If you catch a northern pike in Lake Washington — or any other Washington lake, for that matter — do me a personal favor and chop its head off.
Slash its gills, slit its belly, hack it in half, singe the carcass over high heat.
Ahem, I apologize for letting fly such murderous thoughts on a Wednesday morning.
But I’m still scratching my head about what a bass angler was thinking when they caught and released one of the nonnative predators just south of Mercer Island in recent weeks.
It was the second pike captured in the big metro lake since early 2017, both of which could have only arrived in Lake Washington via someone’s livewell or cooler, just like the infestation of walleye.
Hell, we don’t need a border wall, we need a pike wall to keep these illegal piscine immigrants from spreading further into the state from the northeast corner.
And we should task the Washington National Guard with chasing down the bucket biologists responsible for it!
It’s possible that this particular basser was just really confused about what to do with their unexpected catch.
With two growing boys, lord knows I’ve been known to offer the advice “Better safe than sorry.” Who wants a ticket from the gamies for violating some arcane rule?

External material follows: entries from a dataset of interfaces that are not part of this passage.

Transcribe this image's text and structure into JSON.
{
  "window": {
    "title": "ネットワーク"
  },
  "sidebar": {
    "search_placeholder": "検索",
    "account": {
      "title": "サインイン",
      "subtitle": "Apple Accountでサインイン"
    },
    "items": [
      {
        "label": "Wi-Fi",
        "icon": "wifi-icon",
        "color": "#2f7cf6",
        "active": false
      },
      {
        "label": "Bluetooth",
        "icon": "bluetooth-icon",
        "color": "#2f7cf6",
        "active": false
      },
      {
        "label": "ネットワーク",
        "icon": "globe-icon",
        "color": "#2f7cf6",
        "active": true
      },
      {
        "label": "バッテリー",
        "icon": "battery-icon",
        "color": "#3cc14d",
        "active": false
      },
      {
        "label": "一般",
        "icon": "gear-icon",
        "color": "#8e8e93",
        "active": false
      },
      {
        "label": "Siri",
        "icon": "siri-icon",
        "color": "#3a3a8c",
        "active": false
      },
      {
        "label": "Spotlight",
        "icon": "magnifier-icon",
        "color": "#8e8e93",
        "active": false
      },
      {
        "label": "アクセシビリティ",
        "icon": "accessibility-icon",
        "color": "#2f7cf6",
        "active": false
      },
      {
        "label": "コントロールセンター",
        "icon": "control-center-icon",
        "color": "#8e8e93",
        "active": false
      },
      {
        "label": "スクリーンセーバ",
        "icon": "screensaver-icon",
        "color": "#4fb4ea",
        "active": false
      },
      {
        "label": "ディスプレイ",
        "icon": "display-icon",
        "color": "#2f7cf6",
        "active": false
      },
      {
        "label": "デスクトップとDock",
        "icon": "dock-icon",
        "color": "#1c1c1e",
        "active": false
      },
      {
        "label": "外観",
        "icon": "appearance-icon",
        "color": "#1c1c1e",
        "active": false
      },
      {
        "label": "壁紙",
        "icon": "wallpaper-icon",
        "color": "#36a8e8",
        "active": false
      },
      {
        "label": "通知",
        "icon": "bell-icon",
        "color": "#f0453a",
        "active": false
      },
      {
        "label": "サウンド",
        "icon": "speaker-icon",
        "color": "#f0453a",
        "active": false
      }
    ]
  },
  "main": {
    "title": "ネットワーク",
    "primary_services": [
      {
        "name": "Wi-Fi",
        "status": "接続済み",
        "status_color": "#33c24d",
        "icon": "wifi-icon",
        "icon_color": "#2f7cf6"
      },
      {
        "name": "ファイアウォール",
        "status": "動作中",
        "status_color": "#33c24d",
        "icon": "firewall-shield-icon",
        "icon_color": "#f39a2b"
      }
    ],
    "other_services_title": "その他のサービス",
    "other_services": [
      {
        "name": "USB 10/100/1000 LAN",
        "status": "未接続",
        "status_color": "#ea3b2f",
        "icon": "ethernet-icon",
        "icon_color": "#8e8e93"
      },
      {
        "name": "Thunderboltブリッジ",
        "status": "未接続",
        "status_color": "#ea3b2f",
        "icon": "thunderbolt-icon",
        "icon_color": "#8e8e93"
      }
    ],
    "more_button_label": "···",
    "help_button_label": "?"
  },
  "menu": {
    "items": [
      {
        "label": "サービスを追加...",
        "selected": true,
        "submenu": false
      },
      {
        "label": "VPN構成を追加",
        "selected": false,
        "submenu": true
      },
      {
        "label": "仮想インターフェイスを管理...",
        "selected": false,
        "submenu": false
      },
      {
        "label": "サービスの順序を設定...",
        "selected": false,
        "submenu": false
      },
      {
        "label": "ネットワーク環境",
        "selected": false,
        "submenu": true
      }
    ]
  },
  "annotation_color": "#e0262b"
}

But I’ll bet today the angler might choose differently — at least, I hope they would.
“Whoever illegally stocked walleye and northern pike into Lake Washington is no friend of warmwater anglers. They are even no friend to walleye anglers,” says Bruce Bolding, the state’s spinyray fisheries manager. “Warmwater detractors tend to put all nonnative species under the same umbrella, but comparing pike and bass is like comparing apples and oranges.”
Pike are an invasive aquatic species — the seventh most unwanted in the entire million square miles of the Western United States, according to a recent report.
They pose a huge threat to native species and the restoration of salmon in the Upper Columbia, as well as downstream should they get past Grand Coulee and Chief Joseph Dams.
So let’s go over the rules for this Fish and Wildlife Commission-designated prohibited species.
Per WDFW’s fishing regulations, there is no minimum size on northern pike, there is no daily limit on northern pike, there is no possession limit on northern pike.
Perhaps the next iteration of the pamphlet should have another line reading something like:
All northern pike hooked and landed by anglers are required to be killed — and a wooden stake must be pushed through the fish’s heart.
I doubt WDFW will do that anytime soon, but I like what the Colville Tribes are doing. This year they’re again offering a $10 reward per pike caught on Lake Roosevelt and the Kettle River.
So in that spirit, I will pay $50 to anyone who brings me a northern pike AND CAN PROVE via video and pictures beyond a shadow of a doubt that it indeed was caught in Lake Washington.
(2018 limit: $150, or first three fish — hey, I’m not made of money and let’s not tell my wife about this, OK?)
We’re at 14240 Interurban Avenue South, Suite 190, Tukwila, WA 98168, less than 7 miles from the Gene Coulon Ramp, and open Monday through Friday, from 8 a.m. to 5 p.m.
Bring me your dead.